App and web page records
·····
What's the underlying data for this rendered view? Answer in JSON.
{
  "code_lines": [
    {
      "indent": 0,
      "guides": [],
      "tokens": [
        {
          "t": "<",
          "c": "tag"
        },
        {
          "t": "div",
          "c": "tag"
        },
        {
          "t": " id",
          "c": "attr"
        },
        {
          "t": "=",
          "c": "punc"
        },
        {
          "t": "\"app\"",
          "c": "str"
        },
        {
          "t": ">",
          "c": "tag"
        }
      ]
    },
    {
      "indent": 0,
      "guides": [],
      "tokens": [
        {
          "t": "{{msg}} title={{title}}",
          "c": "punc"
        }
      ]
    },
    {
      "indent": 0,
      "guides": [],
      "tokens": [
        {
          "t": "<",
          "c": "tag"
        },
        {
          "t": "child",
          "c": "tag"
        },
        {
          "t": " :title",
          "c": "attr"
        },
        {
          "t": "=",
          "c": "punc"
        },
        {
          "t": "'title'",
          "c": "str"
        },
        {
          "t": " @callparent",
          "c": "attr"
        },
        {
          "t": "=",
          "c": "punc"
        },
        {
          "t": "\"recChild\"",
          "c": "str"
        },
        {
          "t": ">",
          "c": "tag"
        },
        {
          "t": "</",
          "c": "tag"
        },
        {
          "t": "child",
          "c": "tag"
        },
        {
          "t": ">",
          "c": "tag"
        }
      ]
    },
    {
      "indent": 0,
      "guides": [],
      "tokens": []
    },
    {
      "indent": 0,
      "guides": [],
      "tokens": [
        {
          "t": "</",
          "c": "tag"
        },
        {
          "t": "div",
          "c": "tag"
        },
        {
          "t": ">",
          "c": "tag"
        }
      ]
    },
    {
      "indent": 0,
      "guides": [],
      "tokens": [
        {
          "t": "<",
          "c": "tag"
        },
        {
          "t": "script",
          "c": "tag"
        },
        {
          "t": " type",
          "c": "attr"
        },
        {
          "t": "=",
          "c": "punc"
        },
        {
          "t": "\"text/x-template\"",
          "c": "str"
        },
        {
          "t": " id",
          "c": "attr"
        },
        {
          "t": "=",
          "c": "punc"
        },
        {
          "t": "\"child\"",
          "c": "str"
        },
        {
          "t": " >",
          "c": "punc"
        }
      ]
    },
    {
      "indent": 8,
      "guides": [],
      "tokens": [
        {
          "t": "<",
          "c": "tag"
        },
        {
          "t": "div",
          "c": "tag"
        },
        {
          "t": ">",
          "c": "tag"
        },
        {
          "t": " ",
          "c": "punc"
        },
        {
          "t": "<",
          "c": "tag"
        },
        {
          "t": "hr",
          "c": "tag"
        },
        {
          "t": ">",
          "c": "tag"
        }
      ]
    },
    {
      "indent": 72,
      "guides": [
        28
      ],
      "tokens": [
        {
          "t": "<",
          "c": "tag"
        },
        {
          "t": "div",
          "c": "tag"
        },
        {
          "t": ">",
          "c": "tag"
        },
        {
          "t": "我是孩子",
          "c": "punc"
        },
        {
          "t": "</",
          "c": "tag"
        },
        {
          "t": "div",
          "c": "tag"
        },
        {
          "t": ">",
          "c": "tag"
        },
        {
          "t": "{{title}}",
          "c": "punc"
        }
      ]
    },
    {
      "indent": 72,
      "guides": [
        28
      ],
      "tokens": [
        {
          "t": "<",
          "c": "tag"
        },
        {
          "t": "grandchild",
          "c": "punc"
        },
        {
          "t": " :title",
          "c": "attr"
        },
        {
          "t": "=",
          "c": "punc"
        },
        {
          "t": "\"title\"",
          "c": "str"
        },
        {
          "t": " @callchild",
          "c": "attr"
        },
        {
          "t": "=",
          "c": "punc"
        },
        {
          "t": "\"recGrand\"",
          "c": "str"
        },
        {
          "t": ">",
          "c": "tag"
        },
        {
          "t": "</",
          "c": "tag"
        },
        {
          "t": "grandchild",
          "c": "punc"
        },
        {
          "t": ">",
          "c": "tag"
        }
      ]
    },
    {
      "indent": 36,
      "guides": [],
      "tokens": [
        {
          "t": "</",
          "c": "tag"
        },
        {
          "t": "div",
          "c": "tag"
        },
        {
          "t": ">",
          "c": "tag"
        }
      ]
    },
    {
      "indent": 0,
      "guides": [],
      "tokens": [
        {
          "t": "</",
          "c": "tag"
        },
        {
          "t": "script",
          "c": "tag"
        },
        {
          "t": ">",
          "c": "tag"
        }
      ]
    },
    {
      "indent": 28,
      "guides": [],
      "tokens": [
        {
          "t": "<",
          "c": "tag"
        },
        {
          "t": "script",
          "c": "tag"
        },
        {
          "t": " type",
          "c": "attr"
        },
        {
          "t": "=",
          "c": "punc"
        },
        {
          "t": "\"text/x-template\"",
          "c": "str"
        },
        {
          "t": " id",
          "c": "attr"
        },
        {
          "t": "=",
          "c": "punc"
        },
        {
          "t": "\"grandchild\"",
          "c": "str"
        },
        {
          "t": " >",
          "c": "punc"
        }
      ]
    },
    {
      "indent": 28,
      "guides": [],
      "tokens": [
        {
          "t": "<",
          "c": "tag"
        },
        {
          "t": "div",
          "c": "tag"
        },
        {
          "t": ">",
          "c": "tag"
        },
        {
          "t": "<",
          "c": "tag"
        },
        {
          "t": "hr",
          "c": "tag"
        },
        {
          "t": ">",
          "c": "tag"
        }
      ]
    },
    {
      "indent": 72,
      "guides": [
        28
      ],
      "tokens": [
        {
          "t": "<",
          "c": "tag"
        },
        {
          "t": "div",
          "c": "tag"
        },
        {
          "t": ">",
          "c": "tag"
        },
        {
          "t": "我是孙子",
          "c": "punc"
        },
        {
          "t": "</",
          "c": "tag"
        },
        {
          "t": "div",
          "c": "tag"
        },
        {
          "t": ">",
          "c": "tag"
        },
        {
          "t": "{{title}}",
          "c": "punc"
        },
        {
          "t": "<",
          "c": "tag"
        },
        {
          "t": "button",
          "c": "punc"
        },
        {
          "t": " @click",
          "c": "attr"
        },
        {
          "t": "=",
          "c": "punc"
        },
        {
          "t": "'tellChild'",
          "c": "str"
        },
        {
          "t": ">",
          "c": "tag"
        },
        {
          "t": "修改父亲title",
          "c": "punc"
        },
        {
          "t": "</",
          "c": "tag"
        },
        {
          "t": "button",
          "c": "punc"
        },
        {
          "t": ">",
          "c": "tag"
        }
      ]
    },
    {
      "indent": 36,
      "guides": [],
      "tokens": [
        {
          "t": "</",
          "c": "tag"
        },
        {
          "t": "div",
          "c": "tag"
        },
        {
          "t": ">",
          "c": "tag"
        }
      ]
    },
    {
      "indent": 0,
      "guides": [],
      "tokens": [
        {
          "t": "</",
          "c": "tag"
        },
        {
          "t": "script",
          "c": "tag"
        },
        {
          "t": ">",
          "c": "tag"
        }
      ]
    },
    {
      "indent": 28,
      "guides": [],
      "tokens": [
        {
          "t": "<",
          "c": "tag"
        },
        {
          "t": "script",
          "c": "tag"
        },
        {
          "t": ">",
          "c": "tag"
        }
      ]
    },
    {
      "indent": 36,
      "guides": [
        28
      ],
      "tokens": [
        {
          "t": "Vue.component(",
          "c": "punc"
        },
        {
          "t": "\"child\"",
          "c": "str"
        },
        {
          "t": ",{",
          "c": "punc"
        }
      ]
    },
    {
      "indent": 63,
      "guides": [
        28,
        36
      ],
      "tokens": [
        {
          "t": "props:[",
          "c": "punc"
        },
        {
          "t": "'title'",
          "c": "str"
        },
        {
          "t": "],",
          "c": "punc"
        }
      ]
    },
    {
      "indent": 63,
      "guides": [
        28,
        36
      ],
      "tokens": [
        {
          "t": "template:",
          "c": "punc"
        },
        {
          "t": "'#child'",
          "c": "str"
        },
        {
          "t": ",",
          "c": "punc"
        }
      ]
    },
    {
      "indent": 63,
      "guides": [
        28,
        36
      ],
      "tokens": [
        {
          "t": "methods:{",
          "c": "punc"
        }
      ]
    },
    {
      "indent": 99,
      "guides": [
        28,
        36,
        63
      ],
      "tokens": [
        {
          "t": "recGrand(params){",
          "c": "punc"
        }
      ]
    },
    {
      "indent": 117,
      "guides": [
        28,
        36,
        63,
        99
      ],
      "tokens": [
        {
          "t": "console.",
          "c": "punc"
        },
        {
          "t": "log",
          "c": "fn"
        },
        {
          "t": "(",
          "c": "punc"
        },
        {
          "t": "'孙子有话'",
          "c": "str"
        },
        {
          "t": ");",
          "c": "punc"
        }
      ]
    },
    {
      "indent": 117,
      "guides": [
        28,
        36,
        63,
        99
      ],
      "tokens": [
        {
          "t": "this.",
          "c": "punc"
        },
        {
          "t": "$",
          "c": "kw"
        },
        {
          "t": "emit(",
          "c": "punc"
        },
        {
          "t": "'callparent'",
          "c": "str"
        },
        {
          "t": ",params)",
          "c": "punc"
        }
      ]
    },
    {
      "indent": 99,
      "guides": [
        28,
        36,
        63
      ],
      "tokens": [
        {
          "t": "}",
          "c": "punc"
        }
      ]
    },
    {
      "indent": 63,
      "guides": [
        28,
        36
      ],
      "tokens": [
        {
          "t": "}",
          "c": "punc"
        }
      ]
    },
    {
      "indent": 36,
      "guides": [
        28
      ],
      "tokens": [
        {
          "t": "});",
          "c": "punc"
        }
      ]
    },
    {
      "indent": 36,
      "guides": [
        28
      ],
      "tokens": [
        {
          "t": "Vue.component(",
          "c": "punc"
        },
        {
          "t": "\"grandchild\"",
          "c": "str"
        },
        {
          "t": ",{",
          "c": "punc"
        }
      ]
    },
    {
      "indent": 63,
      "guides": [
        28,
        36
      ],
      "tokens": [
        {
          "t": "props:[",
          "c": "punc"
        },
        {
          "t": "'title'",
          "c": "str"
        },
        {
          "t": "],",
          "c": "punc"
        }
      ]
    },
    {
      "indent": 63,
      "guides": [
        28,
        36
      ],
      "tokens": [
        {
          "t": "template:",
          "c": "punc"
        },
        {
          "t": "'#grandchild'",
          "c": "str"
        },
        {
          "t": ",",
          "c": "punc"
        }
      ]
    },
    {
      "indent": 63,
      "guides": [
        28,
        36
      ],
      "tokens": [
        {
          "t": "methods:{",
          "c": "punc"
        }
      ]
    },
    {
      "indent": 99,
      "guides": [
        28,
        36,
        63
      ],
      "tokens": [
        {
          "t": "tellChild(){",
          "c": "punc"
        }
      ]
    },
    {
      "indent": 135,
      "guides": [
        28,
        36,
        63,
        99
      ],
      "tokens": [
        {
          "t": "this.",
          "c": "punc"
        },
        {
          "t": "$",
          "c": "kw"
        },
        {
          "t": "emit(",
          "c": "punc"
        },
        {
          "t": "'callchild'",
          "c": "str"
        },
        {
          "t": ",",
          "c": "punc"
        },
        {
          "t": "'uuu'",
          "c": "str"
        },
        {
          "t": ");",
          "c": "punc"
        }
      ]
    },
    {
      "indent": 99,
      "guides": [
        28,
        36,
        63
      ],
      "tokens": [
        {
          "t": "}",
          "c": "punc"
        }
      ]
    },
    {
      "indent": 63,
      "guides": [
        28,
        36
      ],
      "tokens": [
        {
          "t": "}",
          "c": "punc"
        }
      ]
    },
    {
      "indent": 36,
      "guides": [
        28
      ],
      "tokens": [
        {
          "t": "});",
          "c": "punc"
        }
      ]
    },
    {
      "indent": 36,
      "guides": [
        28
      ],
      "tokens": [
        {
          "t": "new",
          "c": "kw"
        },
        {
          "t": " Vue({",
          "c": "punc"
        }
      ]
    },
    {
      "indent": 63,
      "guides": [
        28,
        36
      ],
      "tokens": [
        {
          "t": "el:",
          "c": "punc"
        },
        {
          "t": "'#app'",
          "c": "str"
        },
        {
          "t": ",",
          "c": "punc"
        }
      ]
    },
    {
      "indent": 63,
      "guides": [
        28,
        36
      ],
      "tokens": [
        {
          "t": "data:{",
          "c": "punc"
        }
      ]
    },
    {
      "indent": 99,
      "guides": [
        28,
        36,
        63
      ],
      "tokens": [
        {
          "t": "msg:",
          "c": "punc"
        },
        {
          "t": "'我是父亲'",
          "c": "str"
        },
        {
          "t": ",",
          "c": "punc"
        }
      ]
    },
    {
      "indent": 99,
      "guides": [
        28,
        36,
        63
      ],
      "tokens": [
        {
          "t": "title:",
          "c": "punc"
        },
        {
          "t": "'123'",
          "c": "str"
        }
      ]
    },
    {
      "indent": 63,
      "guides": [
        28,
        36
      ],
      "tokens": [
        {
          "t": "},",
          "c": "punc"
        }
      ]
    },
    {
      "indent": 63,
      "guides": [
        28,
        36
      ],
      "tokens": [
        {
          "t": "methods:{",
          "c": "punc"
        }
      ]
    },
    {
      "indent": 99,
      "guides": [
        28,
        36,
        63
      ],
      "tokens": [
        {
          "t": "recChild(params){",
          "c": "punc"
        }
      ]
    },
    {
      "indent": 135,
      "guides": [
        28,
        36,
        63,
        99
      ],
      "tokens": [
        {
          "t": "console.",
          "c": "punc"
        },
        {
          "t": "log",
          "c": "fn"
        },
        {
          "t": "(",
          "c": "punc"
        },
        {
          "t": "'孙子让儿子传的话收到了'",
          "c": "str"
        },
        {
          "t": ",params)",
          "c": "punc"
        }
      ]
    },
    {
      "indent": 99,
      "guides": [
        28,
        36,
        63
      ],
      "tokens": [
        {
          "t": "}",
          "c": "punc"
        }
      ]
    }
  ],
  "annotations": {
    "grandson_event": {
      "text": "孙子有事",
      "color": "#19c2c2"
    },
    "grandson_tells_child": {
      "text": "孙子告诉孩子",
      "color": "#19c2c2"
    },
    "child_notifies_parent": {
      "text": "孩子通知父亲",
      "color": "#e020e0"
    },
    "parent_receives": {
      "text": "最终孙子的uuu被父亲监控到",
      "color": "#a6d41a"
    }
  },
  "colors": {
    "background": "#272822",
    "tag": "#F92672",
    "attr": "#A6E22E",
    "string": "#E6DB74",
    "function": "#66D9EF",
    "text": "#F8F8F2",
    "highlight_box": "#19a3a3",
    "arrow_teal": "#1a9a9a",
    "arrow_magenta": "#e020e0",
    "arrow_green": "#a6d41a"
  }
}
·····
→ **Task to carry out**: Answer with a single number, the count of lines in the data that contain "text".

→ **Output below**: 7